The San Diego City Council on Tuesday repealed a nearly 26-year-old ban on people living in cars, after a group of disabled people sued the city, arguing the law was discriminatory.
The city has been barred from enforcing the "vehicle habitation ordinance" since a federal judge imposed an injunction in the case last year.
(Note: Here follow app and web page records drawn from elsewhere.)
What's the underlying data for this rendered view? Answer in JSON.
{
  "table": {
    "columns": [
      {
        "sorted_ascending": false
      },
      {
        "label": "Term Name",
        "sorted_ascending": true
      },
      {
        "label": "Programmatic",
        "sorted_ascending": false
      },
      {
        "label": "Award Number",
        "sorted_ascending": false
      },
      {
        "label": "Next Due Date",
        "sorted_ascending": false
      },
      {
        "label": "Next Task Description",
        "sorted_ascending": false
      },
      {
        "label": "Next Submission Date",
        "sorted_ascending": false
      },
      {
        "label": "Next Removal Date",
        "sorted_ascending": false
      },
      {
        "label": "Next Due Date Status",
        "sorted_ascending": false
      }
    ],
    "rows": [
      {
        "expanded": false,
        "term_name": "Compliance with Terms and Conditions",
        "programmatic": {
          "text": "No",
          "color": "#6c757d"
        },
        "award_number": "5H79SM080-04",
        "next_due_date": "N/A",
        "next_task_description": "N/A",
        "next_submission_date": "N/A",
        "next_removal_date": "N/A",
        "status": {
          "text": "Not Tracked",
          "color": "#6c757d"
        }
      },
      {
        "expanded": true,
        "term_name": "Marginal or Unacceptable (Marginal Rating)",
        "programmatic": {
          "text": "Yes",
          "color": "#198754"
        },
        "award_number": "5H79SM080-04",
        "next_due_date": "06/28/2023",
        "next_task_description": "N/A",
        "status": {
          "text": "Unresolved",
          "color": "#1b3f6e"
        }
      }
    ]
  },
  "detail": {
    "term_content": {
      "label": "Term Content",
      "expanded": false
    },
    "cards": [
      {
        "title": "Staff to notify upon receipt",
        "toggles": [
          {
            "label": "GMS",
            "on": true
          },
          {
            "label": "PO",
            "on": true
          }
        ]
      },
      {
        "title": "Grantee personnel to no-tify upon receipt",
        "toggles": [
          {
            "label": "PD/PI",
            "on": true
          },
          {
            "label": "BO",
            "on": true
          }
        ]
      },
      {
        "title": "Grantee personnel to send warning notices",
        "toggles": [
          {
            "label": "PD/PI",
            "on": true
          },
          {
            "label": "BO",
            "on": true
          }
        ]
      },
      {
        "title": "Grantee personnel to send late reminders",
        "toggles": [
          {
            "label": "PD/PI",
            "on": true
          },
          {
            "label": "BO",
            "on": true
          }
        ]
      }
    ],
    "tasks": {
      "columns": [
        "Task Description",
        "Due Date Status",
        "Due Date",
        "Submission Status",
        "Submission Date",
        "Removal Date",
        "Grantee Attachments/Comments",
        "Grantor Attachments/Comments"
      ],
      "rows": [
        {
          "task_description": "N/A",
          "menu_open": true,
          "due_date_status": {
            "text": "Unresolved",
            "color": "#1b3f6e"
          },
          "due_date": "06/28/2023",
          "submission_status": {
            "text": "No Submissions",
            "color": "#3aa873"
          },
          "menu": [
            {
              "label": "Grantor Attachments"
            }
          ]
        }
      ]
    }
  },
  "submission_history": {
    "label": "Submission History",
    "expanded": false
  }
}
The judge said the law was vague and arbitrarily enforced.
Councilman Mark Kersey said while sleeping in cars is not an ideal situation for people experiencing homelessness, it is often better than the alternative.
"It's certainly not a permanent solution to the crisis that we're facing by any means," Kersey said. "But 100 percent of the time I'd rather have someone sleeping in the car than on the sidewalk."
The plaintiffs in the lawsuit argued they were disproportionately affected by the vehicle ordinance because homeless shelters are sometimes unequipped to accommodate their disabilities.
The ordinance's repeal settles only part of the lawsuit, which is also challenging the city's ban on parking oversized or recreational vehicles on city streets between 2 a.m. and 6 a.m. Ann Menasche, an attorney with Disability Rights California representing the plaintiffs, told council members the city was criminalizing homelessness.